Disbelief: You expect to wake up any minute from this nightmare. It can't be true. You don't believe it.

Shock: You are numb and dazed. Your emotions are frozen. You go through the motions, like a robot.

Crying: Deep emotions suddenly well up, seeking release as loud sobbing and crying. Give yourself time for tears. They can help.

Physical Symptoms: You may sleep or eat too little or too much. You may have physical aches, pains, numbness, or weakness. Check with a doctor to rule out other causes. Usually the symptoms fade gradually.

Denial: You know the fact of the affair, but you forget. You expect your loved one to telephone or walk in the door. Or you work harder at making everything seem 'normal'.

Why: "Why did he/she do this?" You don't expect an answer, but you need to ask repeatedly. The question itself is a cry of pain.

Repeating: Over and over again, you tell the same story, think the same thoughts. Repeating helps you to absorb the painful reality.

Self-Control: You control your emotions to fulfill your responsibilities or to rest from the pain. Self-control can shape and give rhythm to your grieving, but constant rigid self-control can block healing.

Reality: "It really happened." You feel you're getting worse. Actually, reality has just hit, and support from friends and family may be diminishing.

Confusion: You can't think. You forget in mid-sentence. You are disorganized and impatient.

Idealizing: You remember only good memories, as if your time with your loved one was perfect. You long to live in the past, before the affair came along and 'messed it up'.

Frustration: Your past fulfillments are gone. You haven't found new ones yet. You feel you're not coping with grief "right."

Bitterness: Feelings of resentment and hatred toward your spouse and their paramour are natural, and should be worked through and let go of. Habitual bitterness can drain energy and block healing.

Waiting: The struggle is over, but your zest has not returned. You are in limbo, exhausted, uncertain. Life seems flat.

Triggers: Particular days, places, and activities can bring back the pain as intensely as ever.

So what are the next stages, after you work through all the grief and pain and stress?

Hope: You believe you will get better. The good days out balance the bad. Sometimes you can work effectively, enjoy activities, and really care for others.

Commitment: You know you have a choice. Life won't be the same, but you decide to actively begin building a new life for yourself.

Seeking: You take initiative, renewing your involvement with former friends and activities, and exploring new involvements.

Peace: You feel able to accept the affair and its repurcussions, and face your own future.

Life Opens Up: Life has value and meaning again.
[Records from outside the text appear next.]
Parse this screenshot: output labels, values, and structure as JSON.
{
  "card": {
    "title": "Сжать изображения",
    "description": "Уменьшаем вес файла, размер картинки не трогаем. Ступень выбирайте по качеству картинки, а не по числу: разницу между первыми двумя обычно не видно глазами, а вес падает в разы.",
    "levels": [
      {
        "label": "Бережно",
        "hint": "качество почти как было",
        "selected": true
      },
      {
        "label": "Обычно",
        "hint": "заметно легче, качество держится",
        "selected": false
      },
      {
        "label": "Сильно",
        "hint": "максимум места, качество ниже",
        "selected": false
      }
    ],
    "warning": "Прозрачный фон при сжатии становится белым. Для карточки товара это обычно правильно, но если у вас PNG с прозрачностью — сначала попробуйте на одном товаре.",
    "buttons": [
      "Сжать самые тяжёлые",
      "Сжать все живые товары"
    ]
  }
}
You can enjoy, appreciate, and anticipate events. You are willing to let the rest of your life be all it can be.